Minneapolis has never held much mystique for me. Even the name — Minneapolis — suggests that the founding fathers didn’t expect much of their little mill town on the Mississippi. But as I’ve been working on some tourism materials over the past two weeks, I’ve found myself growing more curious about Minnesota’s biggest city.
With the pretext of doing research, last week I went for a couple of strolls on the beautiful Stone Arch Bridge. Begun in 1882 by railroad baron James J. Hill, it’s the only arched bridge made of stone on the entire length of Mississippi River — and also the second-oldest.
Photo via StorytellerMN
In its heyday the Stone Arch Bridge carried thousands of boxcars full of grain and flour, ready for export around the world.
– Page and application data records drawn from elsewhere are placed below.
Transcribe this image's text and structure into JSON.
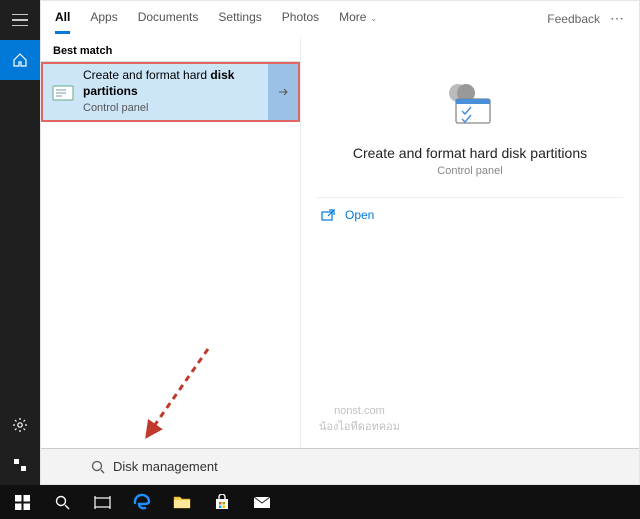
{
  "tabs": {
    "all": "All",
    "apps": "Apps",
    "documents": "Documents",
    "settings": "Settings",
    "photos": "Photos",
    "more": "More"
  },
  "header": {
    "feedback": "Feedback"
  },
  "section": {
    "best_match": "Best match"
  },
  "result": {
    "line1a": "Create and format hard ",
    "bold": "disk",
    "line2": "partitions",
    "sub": "Control panel"
  },
  "detail": {
    "title": "Create and format hard disk partitions",
    "sub": "Control panel",
    "open": "Open"
  },
  "search": {
    "query": "Disk management"
  },
  "watermark": {
    "l1": "nonst.com",
    "l2": "น้องไอทีดอทคอม"
  }
}
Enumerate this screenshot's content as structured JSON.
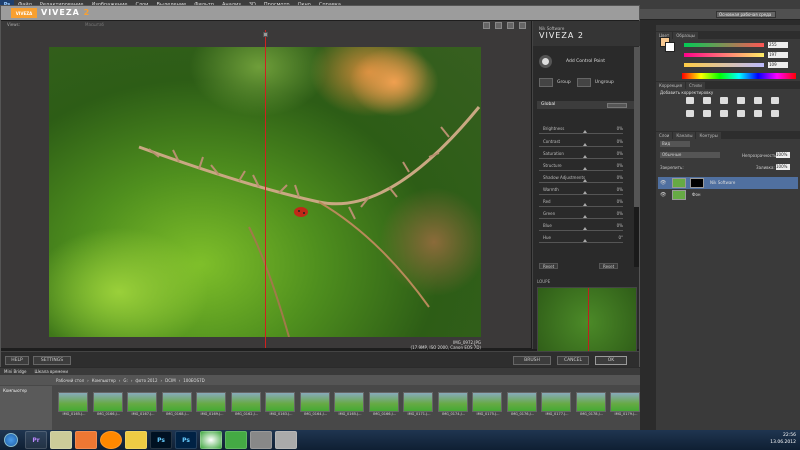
{
  "ps": {
    "logo": "Ps",
    "menu": [
      "Файл",
      "Редактирование",
      "Изображение",
      "Слои",
      "Выделение",
      "Фильтр",
      "Анализ",
      "3D",
      "Просмотр",
      "Окно",
      "Справка"
    ],
    "workspace": "Основная рабочая среда"
  },
  "viveza": {
    "logo": "VIVEZA",
    "title": "VIVEZA",
    "title_num": "2",
    "toolbar": {
      "views": "Views:",
      "zoom": "Масштаб"
    },
    "image_info": [
      "IMG_0972.JPG",
      "(17.9MP, ISO 2000, Canon EOS 7D)"
    ],
    "panel": {
      "nik": "Nik Software",
      "product": "VIVEZA 2",
      "add_cp": "Add Control Point",
      "group": "Group",
      "ungroup": "Ungroup",
      "global": "Global",
      "sliders": [
        {
          "label": "Brightness",
          "value": "0%"
        },
        {
          "label": "Contrast",
          "value": "0%"
        },
        {
          "label": "Saturation",
          "value": "0%"
        },
        {
          "label": "Structure",
          "value": "0%"
        },
        {
          "label": "Shadow Adjustments",
          "value": "0%"
        },
        {
          "label": "Warmth",
          "value": "0%"
        },
        {
          "label": "Red",
          "value": "0%"
        },
        {
          "label": "Green",
          "value": "0%"
        },
        {
          "label": "Blue",
          "value": "0%"
        },
        {
          "label": "Hue",
          "value": "0°"
        }
      ],
      "reset_left": "Reset",
      "reset_right": "Reset",
      "loupe": "LOUPE"
    },
    "bottom": {
      "help": "HELP",
      "settings": "SETTINGS",
      "brush": "BRUSH",
      "cancel": "CANCEL",
      "ok": "OK"
    }
  },
  "ps_panels": {
    "color_tabs": [
      "Цвет",
      "Образцы"
    ],
    "color_values": [
      "255",
      "197",
      "109"
    ],
    "adj_tabs": [
      "Коррекция",
      "Стили"
    ],
    "adj_title": "Добавить корректировку",
    "layer_tabs": [
      "Слои",
      "Каналы",
      "Контуры"
    ],
    "kind": "Вид",
    "blend": "Обычные",
    "opacity_label": "Непрозрачность:",
    "opacity": "100%",
    "lock_label": "Закрепить:",
    "fill_label": "Заливка:",
    "fill": "100%",
    "layers": [
      {
        "name": "Nik Software"
      },
      {
        "name": "Фон"
      }
    ]
  },
  "bridge": {
    "tabs": [
      "Mini Bridge",
      "Шкала времени"
    ],
    "path": [
      "Рабочий стол",
      "Компьютер",
      "G:",
      "фото 2012",
      "DCIM",
      "100EOS7D"
    ],
    "left_label": "Компьютер",
    "thumbs": [
      "IMG_0165.J...",
      "IMG_0166.J...",
      "IMG_0167.J...",
      "IMG_0168.J...",
      "IMG_0169.J...",
      "IMG_0162.J...",
      "IMG_0163.J...",
      "IMG_0164.J...",
      "IMG_0165.J...",
      "IMG_0166.J...",
      "IMG_0171.J...",
      "IMG_0174.J...",
      "IMG_0175.J...",
      "IMG_0176.J...",
      "IMG_0177.J...",
      "IMG_0178.J...",
      "IMG_0179.J..."
    ]
  },
  "taskbar": {
    "apps": [
      "Pr",
      "",
      "",
      "",
      "",
      "Ps",
      "Ps",
      "",
      "",
      "",
      ""
    ],
    "time": "22:56",
    "date": "13.06.2012"
  }
}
But since 1994 it has carried only bicyclists and pedestrians.
In spite of the great location and well-marked paths, it can feel a little deserted on a foggy weekday morning …
… and ditto at 7 a.m. on a Saturday.
But the lack of people-watching had an unintended side-effect: I noticed how many of the old, historic buildings still exist — and maybe for the first time ever, I was truly curious about their history and lore.
With that in mind, I’ve started work on a self-guided walking tour (much like the one I did for photographers in Paris). But that will take a few weeks. So, for now, greetings from Minneapolis!